▶ TASK TO CARRY OUT:
Your answer should be the lines from the one containing "What's the underlying" through the final line below, copied exactly.
DATASET RECORDS START
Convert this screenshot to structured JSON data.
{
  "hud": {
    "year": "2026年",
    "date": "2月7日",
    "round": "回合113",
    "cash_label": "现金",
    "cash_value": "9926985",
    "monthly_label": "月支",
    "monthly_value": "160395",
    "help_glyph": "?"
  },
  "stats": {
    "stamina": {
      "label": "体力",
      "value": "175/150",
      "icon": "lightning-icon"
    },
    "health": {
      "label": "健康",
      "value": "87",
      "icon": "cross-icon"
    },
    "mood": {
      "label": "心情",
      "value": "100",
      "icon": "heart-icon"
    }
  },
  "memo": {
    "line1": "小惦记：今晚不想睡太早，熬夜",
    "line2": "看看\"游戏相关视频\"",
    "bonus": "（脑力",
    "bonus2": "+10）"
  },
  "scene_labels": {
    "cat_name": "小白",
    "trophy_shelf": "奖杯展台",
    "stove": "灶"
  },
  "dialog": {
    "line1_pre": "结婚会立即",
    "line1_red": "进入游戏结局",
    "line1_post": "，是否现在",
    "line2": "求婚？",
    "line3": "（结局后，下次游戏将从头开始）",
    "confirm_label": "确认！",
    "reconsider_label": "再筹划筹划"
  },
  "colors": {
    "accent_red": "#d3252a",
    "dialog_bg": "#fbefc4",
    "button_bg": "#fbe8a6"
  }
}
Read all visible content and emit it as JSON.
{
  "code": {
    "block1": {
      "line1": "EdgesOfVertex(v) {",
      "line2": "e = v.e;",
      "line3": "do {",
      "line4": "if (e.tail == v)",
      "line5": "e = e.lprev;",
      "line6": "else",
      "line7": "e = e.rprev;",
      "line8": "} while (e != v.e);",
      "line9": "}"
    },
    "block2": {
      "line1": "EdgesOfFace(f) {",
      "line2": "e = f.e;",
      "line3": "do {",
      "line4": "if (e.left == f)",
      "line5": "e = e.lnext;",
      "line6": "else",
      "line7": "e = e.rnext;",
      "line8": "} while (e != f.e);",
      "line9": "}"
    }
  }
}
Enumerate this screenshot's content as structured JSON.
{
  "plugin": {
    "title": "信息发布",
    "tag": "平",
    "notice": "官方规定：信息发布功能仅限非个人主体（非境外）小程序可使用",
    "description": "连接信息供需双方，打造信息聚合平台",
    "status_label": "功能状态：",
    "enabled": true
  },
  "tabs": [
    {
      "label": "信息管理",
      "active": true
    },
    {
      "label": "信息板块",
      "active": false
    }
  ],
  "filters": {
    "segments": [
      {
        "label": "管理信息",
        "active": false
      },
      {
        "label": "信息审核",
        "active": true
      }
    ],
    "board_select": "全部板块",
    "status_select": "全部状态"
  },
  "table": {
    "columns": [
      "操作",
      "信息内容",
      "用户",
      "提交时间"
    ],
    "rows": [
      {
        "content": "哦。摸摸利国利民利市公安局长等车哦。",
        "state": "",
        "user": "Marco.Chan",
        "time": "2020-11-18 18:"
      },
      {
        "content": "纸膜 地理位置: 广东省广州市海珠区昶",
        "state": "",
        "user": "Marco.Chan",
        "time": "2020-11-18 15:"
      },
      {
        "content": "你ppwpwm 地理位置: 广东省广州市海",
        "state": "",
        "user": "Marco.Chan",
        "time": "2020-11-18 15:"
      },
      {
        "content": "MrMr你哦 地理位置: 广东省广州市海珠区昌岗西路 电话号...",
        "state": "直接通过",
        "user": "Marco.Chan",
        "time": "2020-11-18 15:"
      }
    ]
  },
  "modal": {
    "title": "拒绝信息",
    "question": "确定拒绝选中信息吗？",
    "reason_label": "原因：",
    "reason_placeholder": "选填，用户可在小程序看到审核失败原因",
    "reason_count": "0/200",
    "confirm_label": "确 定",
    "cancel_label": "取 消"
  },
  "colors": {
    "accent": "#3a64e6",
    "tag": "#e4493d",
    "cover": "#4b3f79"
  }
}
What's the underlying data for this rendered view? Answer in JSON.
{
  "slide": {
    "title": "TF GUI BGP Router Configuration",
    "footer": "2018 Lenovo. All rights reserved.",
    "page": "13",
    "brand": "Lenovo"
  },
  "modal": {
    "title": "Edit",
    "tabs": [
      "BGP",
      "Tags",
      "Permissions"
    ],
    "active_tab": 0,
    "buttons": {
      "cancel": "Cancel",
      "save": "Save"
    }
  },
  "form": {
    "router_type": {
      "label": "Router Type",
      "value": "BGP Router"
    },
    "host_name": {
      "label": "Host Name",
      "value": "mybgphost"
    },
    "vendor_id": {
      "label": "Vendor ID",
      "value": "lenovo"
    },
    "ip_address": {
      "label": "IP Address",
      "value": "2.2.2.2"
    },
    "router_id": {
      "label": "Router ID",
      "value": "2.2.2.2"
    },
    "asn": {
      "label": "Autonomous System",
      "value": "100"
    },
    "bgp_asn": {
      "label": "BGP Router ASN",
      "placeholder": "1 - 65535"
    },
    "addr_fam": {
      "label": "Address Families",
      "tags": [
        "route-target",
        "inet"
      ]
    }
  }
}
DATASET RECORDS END
▶ WRITTEN RESPONSE:
What's the underlying data for this rendered view? Answer in JSON.
{
  "slide": {
    "title": "TF GUI BGP Router Configuration",
    "footer": "2018 Lenovo. All rights reserved.",
    "page": "13",
    "brand": "Lenovo"
  },
  "modal": {
    "title": "Edit",
    "tabs": [
      "BGP",
      "Tags",
      "Permissions"
    ],
    "active_tab": 0,
    "buttons": {
      "cancel": "Cancel",
      "save": "Save"
    }
  },
  "form": {
    "router_type": {
      "label": "Router Type",
      "value": "BGP Router"
    },
    "host_name": {
      "label": "Host Name",
      "value": "mybgphost"
    },
    "vendor_id": {
      "label": "Vendor ID",
      "value": "lenovo"
    },
    "ip_address": {
      "label": "IP Address",
      "value": "2.2.2.2"
    },
    "router_id": {
      "label": "Router ID",
      "value": "2.2.2.2"
    },
    "asn": {
      "label": "Autonomous System",
      "value": "100"
    },
    "bgp_asn": {
      "label": "BGP Router ASN",
      "placeholder": "1 - 65535"
    },
    "addr_fam": {
      "label": "Address Families",
      "tags": [
        "route-target",
        "inet"
      ]
    }
  }
}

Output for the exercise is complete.